The Painters Trail is a seventy-mile roam of Suffolk back lanes that follows the Stour Valley in the oily footsteps of some famous daubers, chiefly Constable and Gainsborough. From the saddle you can enjoy the same views they did over two hundred years ago – all virtually unchanged, except for electricity pylons, telegraph poles, housing developments, industrial estates, and blooming cars everywhere.
I travelled last night and stayed in a Travelodge outside Ipswich. On the train down from York, as usual, I reserved my bike space to ensure no problems. As usual, there were problems. I couldn’t fit my bike in the cupboard because it was full of luggage. So I turfed out the cases and bags. Then I still couldn’t fit my bike in the cupboard, because the designers haven’t made it big enough.
Anyway, this morning I joined the Trail at East Bergholt, birthplace of landscape great John Constable (1776–1837). I enjoyed recreating the views in some of his paintings, starting with the village church. His working method was to do a few sketches in situ, and work on the painting itself in his studio. He’d have to be a very quick drawer today, because if you stand in the road you have about ten seconds’ window between passing SUVs en route to Waitrose in Colchester.
Constable’s most famous associations are with Flatford Mill. I was there before the cafe opened and had the place to myself, trying to reframe his well-known pictures of the waterside and its buildings.
These include The Hay Wain, featuring an inadvisable-looking ford attempt by a big farm cart. I can identify with this, having come a cropper while attempting an overambitious MTB crossing of the ford in Clumber Park, out Mansfield way, in 2002.
Having emulated various views of Willy Lott’s cottage and the Mill, only with my bike in the foreground, I considered Constable done for the morning, and carried on clockwise round the Painters Trail to Manningtree and Dedham.
That was the home of Alfred Munnings (1878–1959), who got rich painting horses for the upper class in bright colours, as if someone has overdone a Photoshop saturation filter; his house and studio is now a museum, though it was closed for the winter when I passed.
Alf became pres of the Royal Academy, but it all went wrong in 1949. Emboldened by a few ports too many, his after-dinner speech slagged off modernism and boasted that he and Churchill – who was sitting next to him, and presumably was no stranger to the cognacs himself – would go round and kick Picasso and Cézanne “in the something somethings”.

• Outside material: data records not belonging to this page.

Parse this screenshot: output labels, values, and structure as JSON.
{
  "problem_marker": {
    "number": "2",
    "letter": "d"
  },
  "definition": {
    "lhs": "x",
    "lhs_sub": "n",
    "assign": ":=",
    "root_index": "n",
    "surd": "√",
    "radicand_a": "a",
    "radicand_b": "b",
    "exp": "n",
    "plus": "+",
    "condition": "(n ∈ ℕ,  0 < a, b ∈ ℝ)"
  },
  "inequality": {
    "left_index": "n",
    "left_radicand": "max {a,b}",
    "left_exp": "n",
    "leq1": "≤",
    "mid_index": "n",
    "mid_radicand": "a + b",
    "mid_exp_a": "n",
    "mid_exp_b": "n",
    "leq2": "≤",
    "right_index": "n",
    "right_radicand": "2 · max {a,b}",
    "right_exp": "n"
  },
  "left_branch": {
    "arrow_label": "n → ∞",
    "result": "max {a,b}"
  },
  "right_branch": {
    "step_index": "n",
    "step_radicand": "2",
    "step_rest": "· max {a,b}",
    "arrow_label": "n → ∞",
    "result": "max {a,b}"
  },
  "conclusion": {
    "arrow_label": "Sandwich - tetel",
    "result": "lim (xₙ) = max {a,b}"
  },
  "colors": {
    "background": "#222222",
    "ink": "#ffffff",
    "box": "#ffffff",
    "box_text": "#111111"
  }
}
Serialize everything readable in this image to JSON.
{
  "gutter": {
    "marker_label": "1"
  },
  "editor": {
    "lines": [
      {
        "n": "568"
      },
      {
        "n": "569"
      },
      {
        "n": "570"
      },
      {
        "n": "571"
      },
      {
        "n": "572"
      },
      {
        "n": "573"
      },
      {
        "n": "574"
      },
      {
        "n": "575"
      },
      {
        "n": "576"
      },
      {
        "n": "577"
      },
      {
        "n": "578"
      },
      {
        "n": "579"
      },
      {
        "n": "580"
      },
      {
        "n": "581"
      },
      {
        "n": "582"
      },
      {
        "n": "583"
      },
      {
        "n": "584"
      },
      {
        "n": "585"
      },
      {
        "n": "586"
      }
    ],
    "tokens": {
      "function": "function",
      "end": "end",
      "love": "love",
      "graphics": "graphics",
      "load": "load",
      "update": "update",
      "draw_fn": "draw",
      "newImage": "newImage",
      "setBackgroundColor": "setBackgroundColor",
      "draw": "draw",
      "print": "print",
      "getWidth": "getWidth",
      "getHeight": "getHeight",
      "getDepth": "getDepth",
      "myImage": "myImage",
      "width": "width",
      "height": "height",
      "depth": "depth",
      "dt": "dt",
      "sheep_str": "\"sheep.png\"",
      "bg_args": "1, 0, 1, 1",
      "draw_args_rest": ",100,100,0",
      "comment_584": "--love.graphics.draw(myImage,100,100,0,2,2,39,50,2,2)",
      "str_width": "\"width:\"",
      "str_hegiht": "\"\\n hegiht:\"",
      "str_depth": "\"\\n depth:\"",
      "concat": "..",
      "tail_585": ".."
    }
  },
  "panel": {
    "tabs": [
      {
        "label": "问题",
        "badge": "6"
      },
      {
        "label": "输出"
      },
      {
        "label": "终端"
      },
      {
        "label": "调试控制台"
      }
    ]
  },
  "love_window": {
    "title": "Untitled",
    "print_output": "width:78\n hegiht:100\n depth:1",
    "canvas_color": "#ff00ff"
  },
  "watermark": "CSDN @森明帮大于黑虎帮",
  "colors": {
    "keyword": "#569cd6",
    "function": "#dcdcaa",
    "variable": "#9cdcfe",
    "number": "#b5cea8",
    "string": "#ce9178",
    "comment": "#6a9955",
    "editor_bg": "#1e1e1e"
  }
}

Unfortunately for Alf, his speech went out on the radio, and for many art lovers confirmed the RA’s reputation as stuffy, behind the times, and snobbish.
I followed the Trail on lovely untrafficked back lanes, and a few just-about-OK bits of bridleway. It’s well thought out. I passed dozens of pretty half-timbered houses, cottages and farmsteads in liquorice-allsort colours: black and white, caramel and black, yellow and black, orange and black.
I also passed a Mini with its front wheels half-submerged in a roadside bog, as if it had been imitating that amphibious hay wain. It was either crashed or clumsily parked, but temporarily abandoned either way. And I went past a few water works that looked like art-deco power stations; goodness knows what progress-sceptic Alf made of those.
After a lot of laney views of the Stour Valley, rolling in gentle green waves up or down in the middle distance, I got to Sudbury. This was the birthplace of Thomas Gainsborough (1727–1788), mainly known as a portraitist to the toffs. His home is now a museum, which I’d visit tomorrow; but just outside Sudbury, on the way in through Bulmer Tye, is a tantalising glimpse of one of his most famous works. Mr and Mrs Andrews depicts the landowner pair with their territory laid out behind them.
The pair don’t come off well in Gainsborough’s stealthy skewering of the snooty privileged. Mr A sneers at us, eyebrows arched like an upper-class Tory MP lecturing the poor on how to survive on fifty pee a day, his gun cocked ready to bully you off his land. Mrs A, seated, has the smug grin of the gold-digger who’s struck lucky and ain’t gonna share none of it with you. An empty space is on her lap, left unfinished by Tom for an unknown reason. What would have gone there? A baby? A pet rabbit? A bunch of flowers? A book, perhaps arguing against Abolition?
Sadly, the spot where they were painted is on private property in the Auberies estate, and stern warnings make it clear to keep out. But maybe that’s appropriate.
Before heading to my Airbnb, I had a couple of beers and a burger in Wetherspoon. I can just imagine what Mr and Mrs A would have thought of that idea.